Meet the first (semi) invisible warship: it's painted in "low reflectivity" materials that make it hard to see on radar. While not invisible to the naked eye, this Swedish ship, called the Visby Corvette, is for all intents and purposes invisible to many of the instruments Navies would use to pick it up. Researchers say the next generation of high-stealth ships like this might be invisible to the naked eye, too. Want to see more of this invisible ship?

According to an article in the most recent issue of Physics World:

The "stealthiest" ship that currently exists is Sweden's Visby Corvette. Apart from being painted in grey dazzle camouflage and made of low-radar reflectivity materials, it also does not use propellers, which are the noisiest part of a ship. The vessel also has the lowest "magnetic signature" of any current warship.

But the next generation of warships could be truly invisible by exploiting "metamaterials" - artificially engineered structures first dreamt up by physicist John Pendry at Imperial College, London. Metamaterials are tailored to have specific electromagnetic properties not found in nature. In particular, they can bend light around an object, making it appear to an observer as though the waves have passed through empty space.

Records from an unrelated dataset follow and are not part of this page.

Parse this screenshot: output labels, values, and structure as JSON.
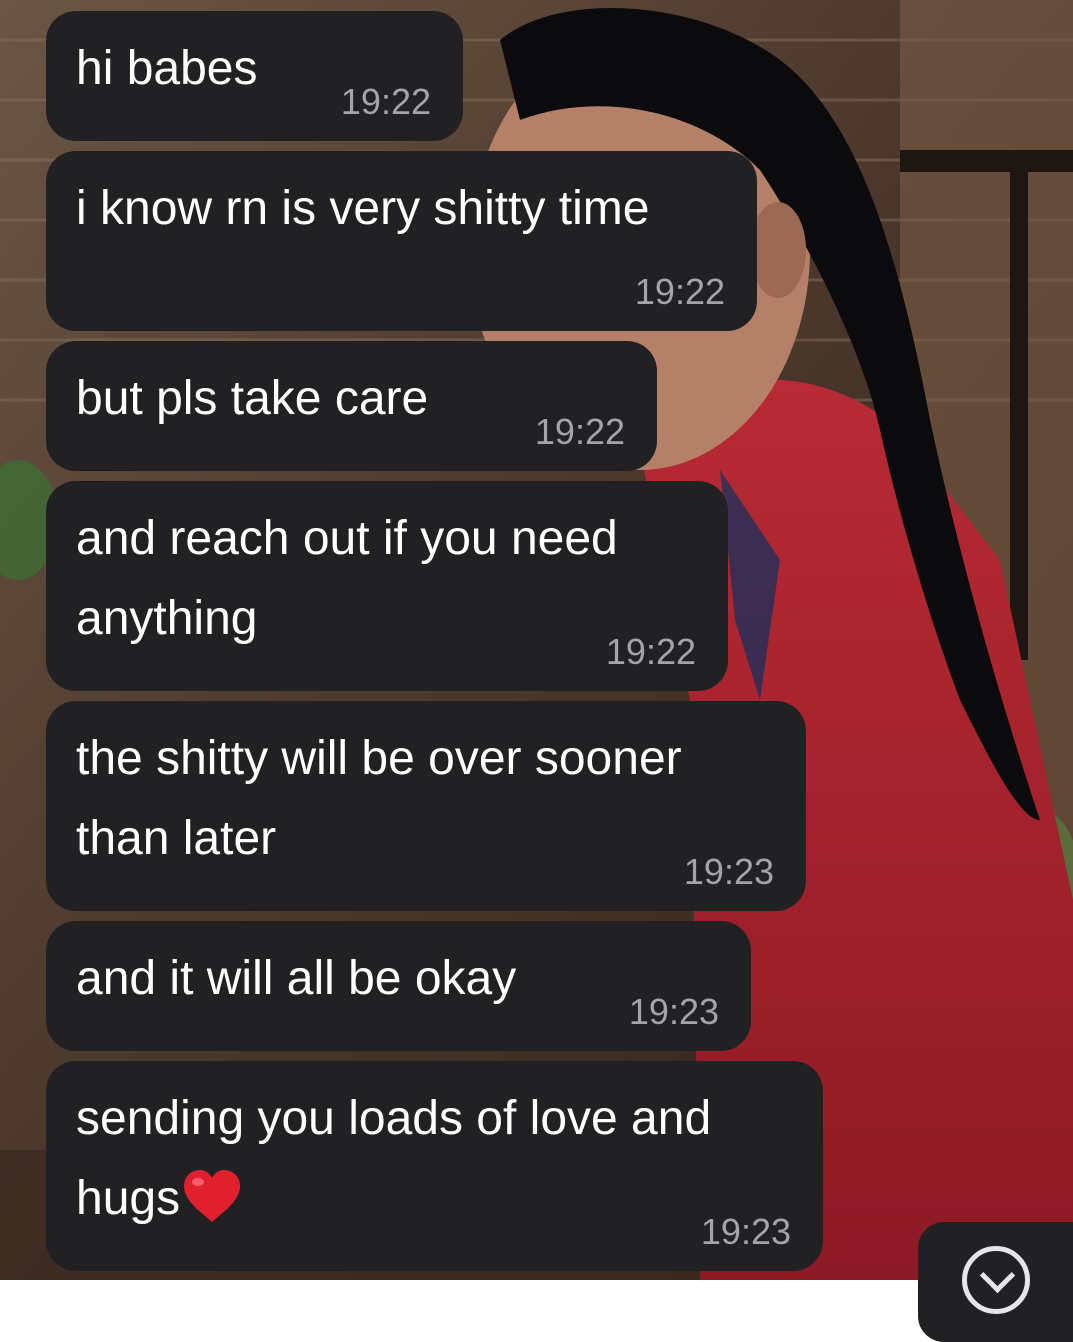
{
  "chat": {
    "messages": [
      {
        "text_lines": [
          "hi babes"
        ],
        "time": "19:22"
      },
      {
        "text_lines": [
          "i know rn is very shitty time"
        ],
        "time": "19:22"
      },
      {
        "text_lines": [
          "but pls take care"
        ],
        "time": "19:22"
      },
      {
        "text_lines": [
          "and reach out if you need",
          "anything"
        ],
        "time": "19:22"
      },
      {
        "text_lines": [
          "the shitty will be over sooner",
          "than later"
        ],
        "time": "19:23"
      },
      {
        "text_lines": [
          "and it will all be okay"
        ],
        "time": "19:23"
      },
      {
        "text_lines": [
          "sending you loads of love and",
          "hugs"
        ],
        "time": "19:23",
        "trailing_icon": "red-heart-icon"
      }
    ],
    "scroll_button_icon": "chevron-down-icon",
    "colors": {
      "bubble": "#212124",
      "text": "#ffffff",
      "time": "#a3a3a8",
      "heart": "#e0202c"
    }
  }
}
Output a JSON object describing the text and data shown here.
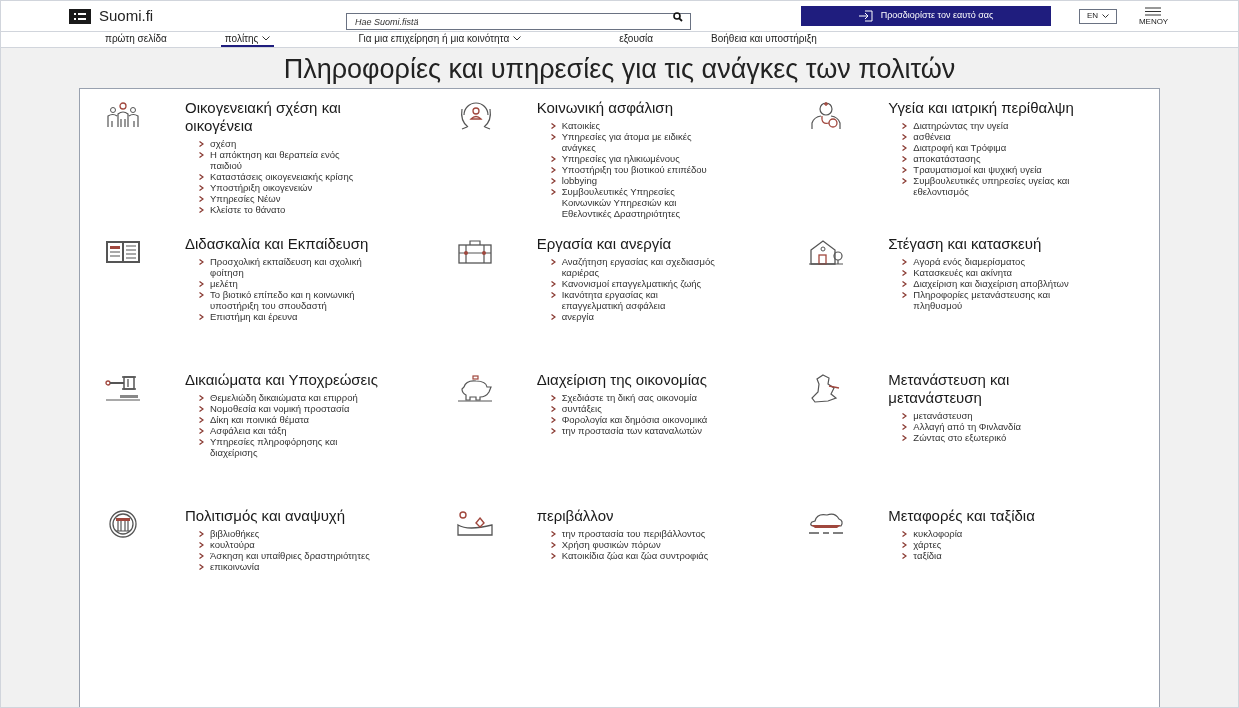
{
  "header": {
    "logo_text": "Suomi.fi",
    "search": {
      "placeholder": "Hae Suomi.fistä"
    },
    "login_button": "Προσδιορίστε τον εαυτό σας",
    "language": "EN",
    "menu_label": "ΜΕΝΟΥ"
  },
  "nav": [
    {
      "label": "πρώτη σελίδα",
      "dropdown": false,
      "selected": false
    },
    {
      "label": "πολίτης",
      "dropdown": true,
      "selected": true
    },
    {
      "label": "Για μια επιχείρηση ή μια κοινότητα",
      "dropdown": true,
      "selected": false
    },
    {
      "label": "εξουσία",
      "dropdown": false,
      "selected": false
    },
    {
      "label": "Βοήθεια και υποστήριξη",
      "dropdown": false,
      "selected": false
    }
  ],
  "heading": "Πληροφορίες και υπηρεσίες για τις ανάγκες των πολιτών",
  "categories": [
    {
      "title": "Οικογενειακή σχέση και οικογένεια",
      "links": [
        "σχέση",
        "Η απόκτηση και θεραπεία ενός παιδιού",
        "Καταστάσεις οικογενειακής κρίσης",
        "Υποστήριξη οικογενειών",
        "Υπηρεσίες Νέων",
        "Κλείστε το θάνατο"
      ]
    },
    {
      "title": "Κοινωνική ασφάλιση",
      "links": [
        "Κατοικίες",
        "Υπηρεσίες για άτομα με ειδικές ανάγκες",
        "Υπηρεσίες για ηλικιωμένους",
        "Υποστήριξη του βιοτικού επιπέδου",
        "lobbying",
        "Συμβουλευτικές Υπηρεσίες Κοινωνικών Υπηρεσιών και Εθελοντικές Δραστηριότητες"
      ]
    },
    {
      "title": "Υγεία και ιατρική περίθαλψη",
      "links": [
        "Διατηρώντας την υγεία",
        "ασθένεια",
        "Διατροφή και Τρόφιμα",
        "αποκατάστασης",
        "Τραυματισμοί και ψυχική υγεία",
        "Συμβουλευτικές υπηρεσίες υγείας και εθελοντισμός"
      ]
    },
    {
      "title": "Διδασκαλία και Εκπαίδευση",
      "links": [
        "Προσχολική εκπαίδευση και σχολική φοίτηση",
        "μελέτη",
        "Το βιοτικό επίπεδο και η κοινωνική υποστήριξη του σπουδαστή",
        "Επιστήμη και έρευνα"
      ]
    },
    {
      "title": "Εργασία και ανεργία",
      "links": [
        "Αναζήτηση εργασίας και σχεδιασμός καριέρας",
        "Κανονισμοί επαγγελματικής ζωής",
        "Ικανότητα εργασίας και επαγγελματική ασφάλεια",
        "ανεργία"
      ]
    },
    {
      "title": "Στέγαση και κατασκευή",
      "links": [
        "Αγορά ενός διαμερίσματος",
        "Κατασκευές και ακίνητα",
        "Διαχείριση και διαχείριση αποβλήτων",
        "Πληροφορίες μετανάστευσης και πληθυσμού"
      ]
    },
    {
      "title": "Δικαιώματα και Υποχρεώσεις",
      "links": [
        "Θεμελιώδη δικαιώματα και επιρροή",
        "Νομοθεσία και νομική προστασία",
        "Δίκη και ποινικά θέματα",
        "Ασφάλεια και τάξη",
        "Υπηρεσίες πληροφόρησης και διαχείρισης"
      ]
    },
    {
      "title": "Διαχείριση της οικονομίας",
      "links": [
        "Σχεδιάστε τη δική σας οικονομία",
        "συντάξεις",
        "Φορολογία και δημόσια οικονομικά",
        "την προστασία των καταναλωτών"
      ]
    },
    {
      "title": "Μετανάστευση και μετανάστευση",
      "links": [
        "μετανάστευση",
        "Αλλαγή από τη Φινλανδία",
        "Ζώντας στο εξωτερικό"
      ]
    },
    {
      "title": "Πολιτισμός και αναψυχή",
      "links": [
        "βιβλιοθήκες",
        "κουλτούρα",
        "Άσκηση και υπαίθριες δραστηριότητες",
        "επικοινωνία"
      ]
    },
    {
      "title": "περιβάλλον",
      "links": [
        "την προστασία του περιβάλλοντος",
        "Χρήση φυσικών πόρων",
        "Κατοικίδια ζώα και ζώα συντροφιάς"
      ]
    },
    {
      "title": "Μεταφορές και ταξίδια",
      "links": [
        "κυκλοφορία",
        "χάρτες",
        "ταξίδια"
      ]
    }
  ]
}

About the research, Chris Lavers writes, "If optical and radar metamaterials could be developed, they might provide a way to make a ship invisible to both human observers and radar systems, although the challenges of building a cloak big enough to hide an entire ship are huge."

Steps Towards Warship Invisibility [Eurekalert]